In 2019, the World Health Organization (WHO) announced burn-out as “a syndrome conceptualized as resulting from chronic workplace stress,” with the following symptoms:
- Feelings of energy depletion or exhaustion
- Increased mental distance from one’s job or negative or cynical feelings towards it
- Reduced professional efficacy
Science writer David Robson from the BBC spoke with Anna Katharina Schaffner, a cultural historian and executive coach specializing in burnout, to find out more about what’s going on.
Schaffner says that people worrying about exhaustion can be traced all the way back to ancient China, with burnout being on the sharp end of the exhaustion spectrum (if one existed). Some people can get so burned out that they feel like their bodies aren’t working anymore. They may even have to change jobs, and it can still take years to get better.
While there are many studies showing that burnout has become a global issue, Schaffner narrowed it down. “We are struggling with a more precarious and competitive work culture … we tend to overvalue work … we expect so much of work these days: not just status and an income but legitimization,” she says. “We want it to provide a sense of purpose and an opportunity for self-realization.”
Research from the American Psychological Association shows that the top six causes of burnout are excessive workloads, insufficient autonomy, inadequate rewards, breakdown of community, mismatch of values and unfairness. On top of that, burnout also correlates with our desire for perfection. For example, when we set unrealistic high expectations of what we feel we should achieve or have a harsh “inner critic,” we’re more likely to feel burnout.
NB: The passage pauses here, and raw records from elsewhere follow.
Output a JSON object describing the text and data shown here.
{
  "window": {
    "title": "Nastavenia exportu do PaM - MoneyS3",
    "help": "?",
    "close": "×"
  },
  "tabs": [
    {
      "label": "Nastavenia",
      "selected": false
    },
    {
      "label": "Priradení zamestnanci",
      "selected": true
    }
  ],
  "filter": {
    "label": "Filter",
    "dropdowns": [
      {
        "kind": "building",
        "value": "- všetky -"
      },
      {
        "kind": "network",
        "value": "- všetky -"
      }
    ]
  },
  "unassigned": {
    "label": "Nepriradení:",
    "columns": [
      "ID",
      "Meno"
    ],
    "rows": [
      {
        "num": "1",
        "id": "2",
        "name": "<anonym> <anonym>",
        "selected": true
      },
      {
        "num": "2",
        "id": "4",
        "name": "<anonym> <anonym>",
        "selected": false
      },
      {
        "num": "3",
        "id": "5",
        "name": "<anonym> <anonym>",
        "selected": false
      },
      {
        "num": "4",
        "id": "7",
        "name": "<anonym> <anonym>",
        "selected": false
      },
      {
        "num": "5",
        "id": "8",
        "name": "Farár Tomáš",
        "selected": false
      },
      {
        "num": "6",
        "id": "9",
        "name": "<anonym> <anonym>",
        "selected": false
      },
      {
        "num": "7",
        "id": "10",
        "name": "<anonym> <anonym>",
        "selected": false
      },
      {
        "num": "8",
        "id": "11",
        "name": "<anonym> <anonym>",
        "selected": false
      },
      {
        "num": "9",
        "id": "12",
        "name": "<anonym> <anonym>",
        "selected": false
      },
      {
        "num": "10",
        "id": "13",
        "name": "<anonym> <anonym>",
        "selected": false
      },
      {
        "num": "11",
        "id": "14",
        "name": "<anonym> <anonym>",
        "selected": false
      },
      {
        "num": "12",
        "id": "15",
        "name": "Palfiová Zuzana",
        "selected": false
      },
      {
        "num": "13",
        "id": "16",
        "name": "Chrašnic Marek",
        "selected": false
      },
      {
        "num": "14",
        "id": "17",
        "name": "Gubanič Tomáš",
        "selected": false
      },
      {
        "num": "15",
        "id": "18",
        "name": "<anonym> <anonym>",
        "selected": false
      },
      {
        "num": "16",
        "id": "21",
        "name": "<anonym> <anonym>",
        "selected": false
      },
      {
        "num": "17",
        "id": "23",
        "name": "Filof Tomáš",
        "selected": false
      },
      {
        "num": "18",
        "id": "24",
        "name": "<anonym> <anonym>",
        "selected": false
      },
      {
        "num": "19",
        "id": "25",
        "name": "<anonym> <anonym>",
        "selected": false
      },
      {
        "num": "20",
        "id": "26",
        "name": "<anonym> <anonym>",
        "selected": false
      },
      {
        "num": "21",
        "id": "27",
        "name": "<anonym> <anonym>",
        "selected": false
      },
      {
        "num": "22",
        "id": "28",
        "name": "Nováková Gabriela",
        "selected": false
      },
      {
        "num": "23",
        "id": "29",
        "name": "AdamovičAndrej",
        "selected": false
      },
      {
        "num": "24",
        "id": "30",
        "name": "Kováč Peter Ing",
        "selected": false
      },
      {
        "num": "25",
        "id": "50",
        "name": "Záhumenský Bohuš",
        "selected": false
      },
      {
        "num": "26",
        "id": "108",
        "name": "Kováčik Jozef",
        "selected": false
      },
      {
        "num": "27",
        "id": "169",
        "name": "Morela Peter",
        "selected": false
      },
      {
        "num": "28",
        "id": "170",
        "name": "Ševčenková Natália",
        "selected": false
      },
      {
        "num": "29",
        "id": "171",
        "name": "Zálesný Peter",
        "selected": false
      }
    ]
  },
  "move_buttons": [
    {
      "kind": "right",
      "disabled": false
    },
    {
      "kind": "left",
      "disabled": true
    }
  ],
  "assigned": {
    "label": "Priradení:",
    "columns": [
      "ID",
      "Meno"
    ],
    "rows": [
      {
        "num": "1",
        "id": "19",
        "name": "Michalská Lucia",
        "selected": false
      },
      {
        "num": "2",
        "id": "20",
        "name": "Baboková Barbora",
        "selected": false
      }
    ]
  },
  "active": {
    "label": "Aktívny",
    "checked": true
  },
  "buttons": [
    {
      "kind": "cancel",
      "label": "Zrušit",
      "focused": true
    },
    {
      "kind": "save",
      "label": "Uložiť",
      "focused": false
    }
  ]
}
But, lucky for us workaholics out there, there are ways to make your life more balanced. Schaffner recommends understanding your core stressors to identify what you can and can’t control to ease your stress levels. Some advice for those who are their own worst critics – consciously note that it’s your inner critic speaking to keep you from getting too caught up in those thoughts.